If you find your ego is getting in the way at all, and you’re feeling smug about contacting someone to show them you’re now clean and sober and doing really well, it may not be a good idea to reach out. This type of attitude defeats the purpose of Step 9. You want to make amends — not engage in one-upmanship.
Step 10: Pay Attention to the Reasons for Your Behavior
Step 10 asks the participants in a 12 Step program to continue the process of being aware of the motivations behind their own behavior. It reads, “Continued to take personal inventory and when we were wrong promptly admitted it.”
It challenges you to think before you speak, to weigh your words and consider the consequences of your actions carefully before you decide to go ahead. In the past, it may have been easy to say and do things without having much regard for the consequences, or whether you hurt someone else. Step 10 reminds you that you need to be accountable in all things.
In the event that you get off course, you take responsibility and admit it. You apologize, and then hopefully both of you will be able to continue in your relationship. These incidents should not have to turn into issues that end your relationships, especially if you catch them early and deal with them. Continue to work the Steps and use the skills you’re developing to deal with situations as they come up.

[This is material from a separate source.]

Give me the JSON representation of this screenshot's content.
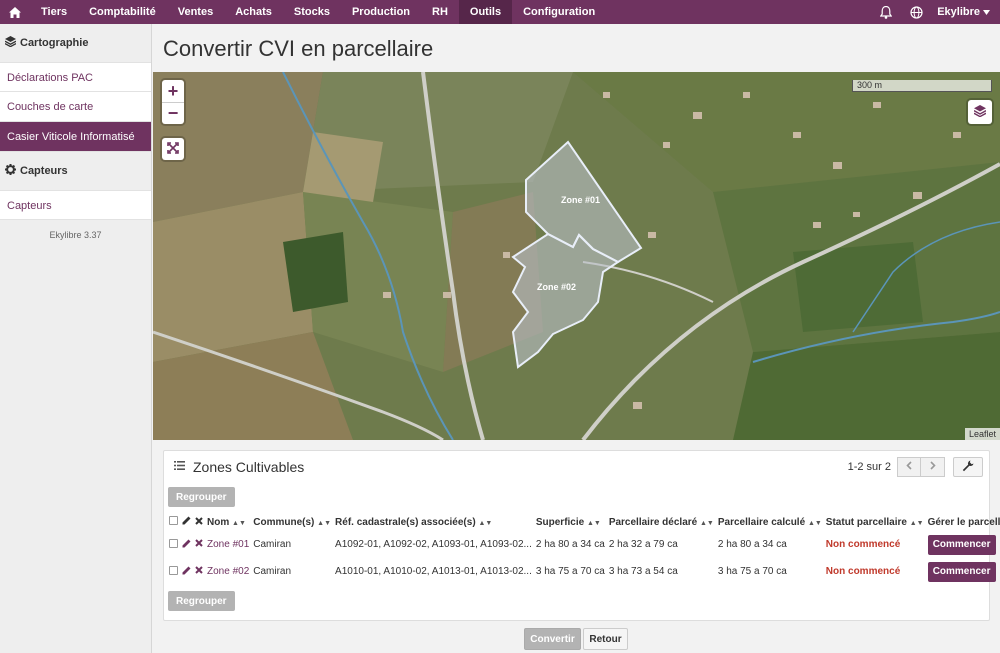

Step 11: Remain Calm and Continue Seeking Answers
This step encourages you to stay in a calm and reflective state. The words say, “Sought through prayer and meditation to improve our conscious contact with our Higher Power as we understood our Higher Power, praying only for knowledge of our Higher Power’s will for us and the power to carry that out.”
The knowledge you seek will come to you, if you can clear your mind and be still long enough to pay attention. Prayer and meditation can be used as tools to reach this state, and the benefits will stay with you as you go about your everyday activities. The goal is not to try to make changes happen through the power of will, but instead to take the time to absorb what’s happening around you.
Step 12: Share the Message With Others
One of the most important principles of a 12 Step program is to share the message with other addicts. The original wording reads, “Having had a spiritual awakening as a result of these Steps, we tried to carry this message to others (alcoholics, codependents, people who feel stuck) and to practice these principles in all our affairs.”
The phrase “spiritual awakening” is a very powerful one, and indicates that someone who has worked all the Steps to this point has undergone a significant change in the way they see life and themselves. The process transforms people from powerless victims to those who have more of a sense of peace.
It doesn’t mean you won’t experience times of uncertainty or even fear, but the 12 Steps provide a guide to deal with those feelings instead of reaching for a bottle, a pill, a joint or a syringe. Rather than getting stuck, the Steps provide a toolbox that can be used to focus on coping skills. The more often they are practiced, the better you will get at using them.
Sharing with others is a way to give your self-esteem a boost, but it’s not meant to involve the ego, as in: “I have discovered the secret to staying sober and I need to share it with those who have not (yet) beaten addiction.” Recovery is still a journey, not a destination, and you will always be working on your own sobriety. Reaching out to others is meant to be done in your words and how you live your life in sobriety so that you can demonstrate that the 12 Steps work.
If you or a loved one needs help with addiction, contact us for a personal and confidential consultation. We are available any time you’re ready to make a change.